It's been two months since her husband's death, and Debra Jacobsen repeatedly has been told that a "technical error block" is holding up the process of changing her Anthem insurance coverage to an individual plan.
"Something they say is a very simple, life-changing event, and they can't fix it," she said.
Martin Jacobsen, 61, died on May 15. In late February, he had slipped and fallen while shoveling, sending him to the hospital with a fractured rib and punctured lung. There, X-rays revealed undiagnosed lung cancer that had spread throughout his body.
Debra Jacobsen works full time for a small counseling center, but it doesn't provide health insurance. Her husband had been an IT systems administrator, but he was laid off in 2008 when the recession hit and had struggled to find work since.
They were grateful that they had signed up for an Anthem health insurance plan through the new federal marketplace when it came online last Jan. 1. "If it weren't for the fact that we had this opportunity to get this insurance, he wouldn't have gotten the care he needed," she said.
The doctors told Martin he had six months to a year to live. "He was gone in two months," his wife said.
After Martin's death, Jacobsen began the painful process of settling his affairs. His illness had progressed so rapidly that he hadn't had time to take care of all that needed doing, including telling his wife the passwords needed to get access to bills he always paid online. She is still trying to guess some of them.
And she called Anthem to let the company know her husband was dead and ask it to remove his name from the policy and adjust the premiums.
"They said, 'Oh don't worry, it's a simple change of life event. Call the marketplace, tell them what happened, and they'll give you a rate,'" she said.
But it's been anything but simple. Every time Jacobsen called the marketplace number, she was told the system was coming up with a "technical error."
Her case was referred, first to the resolution department at the exchange, then to the "technical blocking department," Jacobsen said.
She started calling everyone else she could think of, including the New Hampshire Insurance Department, federal Centers for Medicare & Medicaid Services (CMS) and offices of the congressional delegation. She's gotten plenty of sympathy, she said, but no one seems to be able to fix the problem.
"I just don't get why they can't do something as simple as cancel a policy and give you a single-person rate based on my income, which I've given to them time and time again," she said. "How can you not be set up for this? I can't be the only one."

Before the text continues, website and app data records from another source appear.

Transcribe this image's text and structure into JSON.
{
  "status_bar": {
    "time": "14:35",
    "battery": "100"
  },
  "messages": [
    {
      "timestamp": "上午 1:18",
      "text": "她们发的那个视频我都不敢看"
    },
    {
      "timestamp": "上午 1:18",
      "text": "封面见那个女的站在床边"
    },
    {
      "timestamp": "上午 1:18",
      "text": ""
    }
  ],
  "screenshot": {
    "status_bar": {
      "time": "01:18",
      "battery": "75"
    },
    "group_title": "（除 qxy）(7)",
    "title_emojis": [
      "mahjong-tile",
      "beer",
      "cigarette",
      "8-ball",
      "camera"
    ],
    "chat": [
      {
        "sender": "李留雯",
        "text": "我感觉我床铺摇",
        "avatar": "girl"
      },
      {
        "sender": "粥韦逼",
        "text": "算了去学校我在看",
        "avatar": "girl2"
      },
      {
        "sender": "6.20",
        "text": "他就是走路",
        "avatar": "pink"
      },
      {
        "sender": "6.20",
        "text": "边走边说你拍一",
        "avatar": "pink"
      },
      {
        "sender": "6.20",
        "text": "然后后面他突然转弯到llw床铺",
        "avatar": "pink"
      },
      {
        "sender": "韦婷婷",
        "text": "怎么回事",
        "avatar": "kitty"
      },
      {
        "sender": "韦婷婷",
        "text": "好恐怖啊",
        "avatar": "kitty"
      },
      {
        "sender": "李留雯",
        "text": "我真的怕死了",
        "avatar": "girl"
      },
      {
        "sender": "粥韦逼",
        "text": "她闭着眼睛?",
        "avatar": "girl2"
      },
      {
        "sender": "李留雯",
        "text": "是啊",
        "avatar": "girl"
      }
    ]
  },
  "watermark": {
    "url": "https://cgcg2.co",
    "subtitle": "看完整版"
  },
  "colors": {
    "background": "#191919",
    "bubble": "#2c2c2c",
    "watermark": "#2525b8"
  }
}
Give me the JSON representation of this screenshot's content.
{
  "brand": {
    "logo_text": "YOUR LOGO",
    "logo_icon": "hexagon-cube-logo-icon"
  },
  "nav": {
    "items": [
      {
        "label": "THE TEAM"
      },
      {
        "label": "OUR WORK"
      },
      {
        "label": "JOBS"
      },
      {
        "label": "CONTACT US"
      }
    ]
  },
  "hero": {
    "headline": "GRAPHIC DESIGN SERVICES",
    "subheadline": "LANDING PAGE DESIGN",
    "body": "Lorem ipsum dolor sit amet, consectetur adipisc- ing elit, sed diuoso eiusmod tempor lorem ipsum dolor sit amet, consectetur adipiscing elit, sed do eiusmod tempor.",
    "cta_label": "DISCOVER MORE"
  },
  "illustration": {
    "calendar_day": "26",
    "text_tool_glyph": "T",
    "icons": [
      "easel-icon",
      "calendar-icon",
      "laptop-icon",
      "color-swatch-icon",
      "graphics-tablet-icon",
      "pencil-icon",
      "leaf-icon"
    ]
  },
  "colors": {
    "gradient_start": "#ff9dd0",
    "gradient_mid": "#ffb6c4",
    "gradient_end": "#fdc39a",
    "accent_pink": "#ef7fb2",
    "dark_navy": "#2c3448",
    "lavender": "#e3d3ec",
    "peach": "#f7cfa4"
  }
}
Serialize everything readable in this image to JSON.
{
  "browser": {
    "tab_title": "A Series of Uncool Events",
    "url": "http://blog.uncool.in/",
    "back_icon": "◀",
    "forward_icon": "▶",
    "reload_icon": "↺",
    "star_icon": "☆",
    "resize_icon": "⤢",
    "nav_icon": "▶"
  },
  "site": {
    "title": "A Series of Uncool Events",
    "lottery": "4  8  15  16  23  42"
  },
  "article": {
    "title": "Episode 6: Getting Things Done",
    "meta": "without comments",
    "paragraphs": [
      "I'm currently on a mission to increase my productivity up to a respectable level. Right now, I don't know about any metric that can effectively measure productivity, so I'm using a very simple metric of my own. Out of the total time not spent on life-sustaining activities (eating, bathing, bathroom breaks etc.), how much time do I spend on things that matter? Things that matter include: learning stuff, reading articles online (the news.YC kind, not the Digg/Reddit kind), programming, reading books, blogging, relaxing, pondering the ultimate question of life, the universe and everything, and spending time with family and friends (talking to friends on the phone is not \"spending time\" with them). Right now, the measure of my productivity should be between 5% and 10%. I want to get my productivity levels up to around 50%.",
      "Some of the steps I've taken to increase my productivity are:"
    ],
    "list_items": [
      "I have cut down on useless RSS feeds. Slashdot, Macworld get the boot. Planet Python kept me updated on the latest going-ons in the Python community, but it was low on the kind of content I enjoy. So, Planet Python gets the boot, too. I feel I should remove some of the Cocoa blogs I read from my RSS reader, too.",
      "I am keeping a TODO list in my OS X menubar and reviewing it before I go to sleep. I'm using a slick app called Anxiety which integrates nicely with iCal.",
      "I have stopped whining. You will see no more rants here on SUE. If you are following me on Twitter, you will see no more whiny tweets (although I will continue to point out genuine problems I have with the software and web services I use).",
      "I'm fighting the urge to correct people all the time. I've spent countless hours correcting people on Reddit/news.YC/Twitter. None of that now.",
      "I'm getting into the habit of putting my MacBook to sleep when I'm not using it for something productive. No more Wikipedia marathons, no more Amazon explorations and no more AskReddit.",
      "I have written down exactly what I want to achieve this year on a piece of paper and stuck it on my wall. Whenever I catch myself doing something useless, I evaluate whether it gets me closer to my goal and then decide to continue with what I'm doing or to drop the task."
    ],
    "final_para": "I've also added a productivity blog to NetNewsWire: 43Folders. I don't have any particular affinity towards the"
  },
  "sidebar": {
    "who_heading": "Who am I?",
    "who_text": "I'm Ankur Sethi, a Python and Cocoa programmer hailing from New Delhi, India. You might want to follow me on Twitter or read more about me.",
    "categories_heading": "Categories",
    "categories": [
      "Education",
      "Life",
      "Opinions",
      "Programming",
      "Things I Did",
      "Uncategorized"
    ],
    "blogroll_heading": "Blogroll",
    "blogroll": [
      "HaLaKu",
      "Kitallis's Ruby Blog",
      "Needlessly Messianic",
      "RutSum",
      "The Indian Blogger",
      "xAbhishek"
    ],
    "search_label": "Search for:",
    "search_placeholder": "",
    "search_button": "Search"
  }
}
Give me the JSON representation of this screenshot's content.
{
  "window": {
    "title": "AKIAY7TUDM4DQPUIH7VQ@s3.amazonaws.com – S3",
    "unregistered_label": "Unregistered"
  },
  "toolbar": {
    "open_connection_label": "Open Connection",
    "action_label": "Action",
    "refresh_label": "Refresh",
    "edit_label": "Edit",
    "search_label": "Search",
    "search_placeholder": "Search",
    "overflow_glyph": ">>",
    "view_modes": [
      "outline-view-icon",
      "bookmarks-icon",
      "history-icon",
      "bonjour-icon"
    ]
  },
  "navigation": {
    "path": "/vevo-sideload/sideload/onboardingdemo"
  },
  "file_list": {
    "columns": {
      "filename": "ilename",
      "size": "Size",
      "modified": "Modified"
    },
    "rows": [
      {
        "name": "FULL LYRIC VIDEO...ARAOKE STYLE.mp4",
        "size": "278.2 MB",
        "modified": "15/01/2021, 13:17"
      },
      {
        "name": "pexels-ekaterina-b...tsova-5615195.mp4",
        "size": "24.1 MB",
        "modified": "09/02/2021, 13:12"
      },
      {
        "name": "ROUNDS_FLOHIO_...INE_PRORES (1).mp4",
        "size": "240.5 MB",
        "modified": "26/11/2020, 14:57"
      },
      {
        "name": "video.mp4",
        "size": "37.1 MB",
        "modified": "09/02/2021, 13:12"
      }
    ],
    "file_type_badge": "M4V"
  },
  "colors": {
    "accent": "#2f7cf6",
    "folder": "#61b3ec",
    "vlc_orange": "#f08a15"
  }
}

Courtney Jenkins, public affairs officer for CMS in Boston, said the agency "has been and remains in very close contact with Ms. Jacobsen as we work to resolve her situation. "
Danielle Kronk Barrick, director of communications for the state Insurance Department, said she couldn't speak about Jacobsen's case because of privacy concerns. However, she said, department staff are available to assist residents who have issues with their insurance coverage, which could involve contacting the insurer or CMS.
Meanwhile, she said, "We always advise consumers with issues to continue to pay their premiums to ensure their plans are not canceled."
Jacobsen stopped paying the $288 monthly premiums in June, expecting the issue to be resolved and her premium to be lowered.
She recently was told she has to pay the June, July and August payments or her policy will be canceled; she'll get a rebate once the problem is straightened out.
"It doesn't make any sense," she said. "I'm paying for somebody who no longer exists."
"What if they never straighten it out? Honestly, I don't have a lot of confidence in them right now."
Christopher Dugan, public relations director for Anthem Blue Cross and Blue Shield in New Hampshire, said Jacobsen need not worry.
"She will not be billed until this is resolved and her policy will not be canceled," he said.
Lisa Kaplan Howe, policy director at the advocacy group New Hampshire Voices for Health, said she hasn't heard of such a problem.
"It sounds like a glitch," Kaplan Howe said. "Part of this is growing pains in the first year, and there are things that maybe weren't adequately put into place to deal with issues like these."
Still, she said, "It should be an easy fix you can do online or over the phone. It should not be something that requires multiple phone calls."
The latest call from CMS brought a new wrinkle: Jacobsen has to contact the Internal Revenue Service to see whether she'll be considered married or single when she files her 2014 taxes. If she's single, she was told, she may no longer qualify for a tax credit - even though her annual salary is just $26,000.
"I have done nothing but get punished since this poor man lost his life," she said. "It's endless."
Consumers with concerns about their insurance plans can contact the state Insurance Department at 1-800-852-3416 or firstname.lastname@example.org.